## What you should do:
Using the records below, give the number of lines where the word "data" appears, with no further output.

______________________________

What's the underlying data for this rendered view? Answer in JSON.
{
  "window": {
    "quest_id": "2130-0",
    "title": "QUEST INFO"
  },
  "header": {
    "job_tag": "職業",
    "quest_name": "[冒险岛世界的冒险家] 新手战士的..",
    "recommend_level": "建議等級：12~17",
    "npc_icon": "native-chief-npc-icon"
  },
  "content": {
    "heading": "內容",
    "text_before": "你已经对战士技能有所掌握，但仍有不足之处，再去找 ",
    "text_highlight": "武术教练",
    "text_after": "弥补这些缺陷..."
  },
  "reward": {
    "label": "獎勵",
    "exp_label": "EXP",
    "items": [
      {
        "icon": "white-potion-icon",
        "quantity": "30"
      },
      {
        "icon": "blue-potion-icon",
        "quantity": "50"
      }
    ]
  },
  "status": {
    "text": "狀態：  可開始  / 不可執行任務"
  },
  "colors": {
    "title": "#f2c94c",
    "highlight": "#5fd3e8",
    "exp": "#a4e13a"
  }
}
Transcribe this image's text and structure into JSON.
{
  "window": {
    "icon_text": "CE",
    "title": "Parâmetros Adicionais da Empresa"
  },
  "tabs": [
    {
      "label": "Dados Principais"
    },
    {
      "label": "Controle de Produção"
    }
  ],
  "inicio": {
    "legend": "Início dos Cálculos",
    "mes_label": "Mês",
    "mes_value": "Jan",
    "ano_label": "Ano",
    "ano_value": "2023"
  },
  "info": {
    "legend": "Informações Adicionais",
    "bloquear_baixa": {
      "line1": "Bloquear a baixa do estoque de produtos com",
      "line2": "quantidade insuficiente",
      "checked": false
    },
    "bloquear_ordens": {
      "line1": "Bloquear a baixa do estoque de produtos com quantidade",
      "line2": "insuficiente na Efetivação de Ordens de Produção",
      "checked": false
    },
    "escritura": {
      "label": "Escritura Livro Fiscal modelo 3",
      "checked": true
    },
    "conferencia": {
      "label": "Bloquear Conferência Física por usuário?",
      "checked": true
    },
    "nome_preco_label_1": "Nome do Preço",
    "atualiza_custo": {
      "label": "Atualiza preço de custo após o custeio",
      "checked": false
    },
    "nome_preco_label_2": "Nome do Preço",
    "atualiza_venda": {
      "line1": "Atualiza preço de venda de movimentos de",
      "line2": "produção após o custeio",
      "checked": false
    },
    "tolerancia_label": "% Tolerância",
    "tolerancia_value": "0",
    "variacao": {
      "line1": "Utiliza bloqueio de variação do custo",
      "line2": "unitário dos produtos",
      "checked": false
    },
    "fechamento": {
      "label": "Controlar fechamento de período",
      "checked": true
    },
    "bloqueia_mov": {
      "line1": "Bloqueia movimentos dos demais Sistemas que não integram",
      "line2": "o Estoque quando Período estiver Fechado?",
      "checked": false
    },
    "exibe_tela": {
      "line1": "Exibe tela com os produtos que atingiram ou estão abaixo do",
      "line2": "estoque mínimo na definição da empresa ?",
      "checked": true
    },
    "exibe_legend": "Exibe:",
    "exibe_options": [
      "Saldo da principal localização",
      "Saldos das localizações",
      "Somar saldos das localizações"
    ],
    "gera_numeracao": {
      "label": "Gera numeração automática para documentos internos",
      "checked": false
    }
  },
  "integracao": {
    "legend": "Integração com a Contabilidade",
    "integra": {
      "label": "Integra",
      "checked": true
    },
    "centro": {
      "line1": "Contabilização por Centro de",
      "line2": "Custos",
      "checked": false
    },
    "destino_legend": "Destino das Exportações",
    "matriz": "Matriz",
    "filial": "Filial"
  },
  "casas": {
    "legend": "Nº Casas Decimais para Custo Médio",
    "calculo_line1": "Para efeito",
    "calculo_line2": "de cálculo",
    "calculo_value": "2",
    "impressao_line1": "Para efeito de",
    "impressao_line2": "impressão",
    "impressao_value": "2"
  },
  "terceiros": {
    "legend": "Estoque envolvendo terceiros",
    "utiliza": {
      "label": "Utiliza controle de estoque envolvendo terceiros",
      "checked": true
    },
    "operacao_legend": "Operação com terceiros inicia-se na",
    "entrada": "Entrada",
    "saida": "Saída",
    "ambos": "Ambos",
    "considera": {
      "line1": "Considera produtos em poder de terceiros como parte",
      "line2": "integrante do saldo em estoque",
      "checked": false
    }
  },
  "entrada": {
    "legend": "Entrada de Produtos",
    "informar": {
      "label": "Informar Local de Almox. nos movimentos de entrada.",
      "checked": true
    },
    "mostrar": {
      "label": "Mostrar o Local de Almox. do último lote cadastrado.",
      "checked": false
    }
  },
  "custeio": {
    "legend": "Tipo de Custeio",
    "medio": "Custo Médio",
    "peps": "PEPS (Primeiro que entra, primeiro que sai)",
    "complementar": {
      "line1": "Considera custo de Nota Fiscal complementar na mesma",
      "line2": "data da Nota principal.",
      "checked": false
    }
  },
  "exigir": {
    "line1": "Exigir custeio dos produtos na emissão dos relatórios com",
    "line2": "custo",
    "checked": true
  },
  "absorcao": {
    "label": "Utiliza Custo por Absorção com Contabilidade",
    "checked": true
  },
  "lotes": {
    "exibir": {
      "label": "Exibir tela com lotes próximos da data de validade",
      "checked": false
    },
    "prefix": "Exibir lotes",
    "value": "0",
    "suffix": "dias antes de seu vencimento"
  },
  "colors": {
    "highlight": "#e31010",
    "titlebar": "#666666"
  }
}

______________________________

## Result for this exercise:
3